Back when they dominated the arthouse scene with films like A Room With A View and Howard's End, producer Ismail Merchant and director James Ivory engendered such animus among critics that "Merchant-Ivory" become a pejorative phrase, shorthand for inert costume dramas or literary adaptations with the veneer of quality. Merchant's death three years ago put an end to their collaboration, but the Merchant-Ivory label lives on, and it now applies all-too-suitably to Before The Rains, the turgid English-language debut of Indian director-cinematographer Santosh Sivan (The Terrorist). All the expected hallmarks are there: sumptuous production values and pretty (though inexpressive) photography, undercooked melodrama, and political metaphor so obvious that it doesn't merit being referred to as subtext. Everything is right there on the surface.

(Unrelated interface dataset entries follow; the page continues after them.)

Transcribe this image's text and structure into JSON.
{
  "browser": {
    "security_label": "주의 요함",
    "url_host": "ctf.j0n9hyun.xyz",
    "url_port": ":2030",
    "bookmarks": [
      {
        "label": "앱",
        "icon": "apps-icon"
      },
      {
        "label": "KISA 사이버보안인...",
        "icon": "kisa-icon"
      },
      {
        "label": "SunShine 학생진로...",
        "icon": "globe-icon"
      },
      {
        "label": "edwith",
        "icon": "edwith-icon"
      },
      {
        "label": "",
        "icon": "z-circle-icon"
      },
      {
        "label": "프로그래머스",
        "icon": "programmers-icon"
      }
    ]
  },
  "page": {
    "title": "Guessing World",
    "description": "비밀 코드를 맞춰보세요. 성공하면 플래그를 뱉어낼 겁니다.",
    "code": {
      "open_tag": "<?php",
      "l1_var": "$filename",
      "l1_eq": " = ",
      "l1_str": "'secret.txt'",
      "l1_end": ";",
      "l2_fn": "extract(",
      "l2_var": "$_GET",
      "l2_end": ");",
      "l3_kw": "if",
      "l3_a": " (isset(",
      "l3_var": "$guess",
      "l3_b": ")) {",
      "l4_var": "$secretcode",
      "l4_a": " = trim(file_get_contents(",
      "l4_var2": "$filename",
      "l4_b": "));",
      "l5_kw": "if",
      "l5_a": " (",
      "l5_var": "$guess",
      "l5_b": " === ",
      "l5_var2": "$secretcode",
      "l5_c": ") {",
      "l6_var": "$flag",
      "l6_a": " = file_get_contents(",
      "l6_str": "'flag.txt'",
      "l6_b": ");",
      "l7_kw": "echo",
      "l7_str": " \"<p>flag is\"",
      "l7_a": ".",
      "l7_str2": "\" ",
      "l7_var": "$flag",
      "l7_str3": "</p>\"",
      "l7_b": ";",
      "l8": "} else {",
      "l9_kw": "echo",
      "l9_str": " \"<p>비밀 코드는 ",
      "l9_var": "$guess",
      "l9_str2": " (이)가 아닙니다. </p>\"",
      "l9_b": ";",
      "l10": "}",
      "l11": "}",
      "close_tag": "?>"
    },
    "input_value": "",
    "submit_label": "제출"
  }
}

Set in colonial India in 1937, Before The Rains takes place in a remote area in the southern part of the country, where the growing nationalist movement is just reaching the populace. English businessman Linus Roache has an ambitious plan to build a spice plantation, but it involves a sizable loan from a British bank, plus the mass employment of local villagers to clear a road through the hills surrounding his estate. In the meantime, he's been having a passionate affair with pretty house servant Nandita Das, who risks the wrath of her abusive husband if they're ever found out. One day, Roache and Das steal off for a romantic interlude in the forest, but when a pair of local boys witnesses them, the potential fallout could be damaging for both of them. Roache's faithful English-speaking Indian assistant Rahul Bose is tasked with keeping the affair under wraps.
The one appealing aspect of Before The Rains is that there are no villains, just three characters who are driven first by shared desires, then by a natural impulse for self-preservation that brings them into conflict. Roache is a nice enough guy, but he's a colonialist oppressor all the same; given the choice between coming clean about the affair or covering it up, he has to do the dishonorable thing or lose his family, his business ambitions, and maybe his life. If anything, Bose has it worse, because he can't appease his boss and his people at the same time. With all these volatile emotions at play, Before The Rains should percolate like The Postman Always Rings Twice, but well it's a Merchant-Ivory production, after all.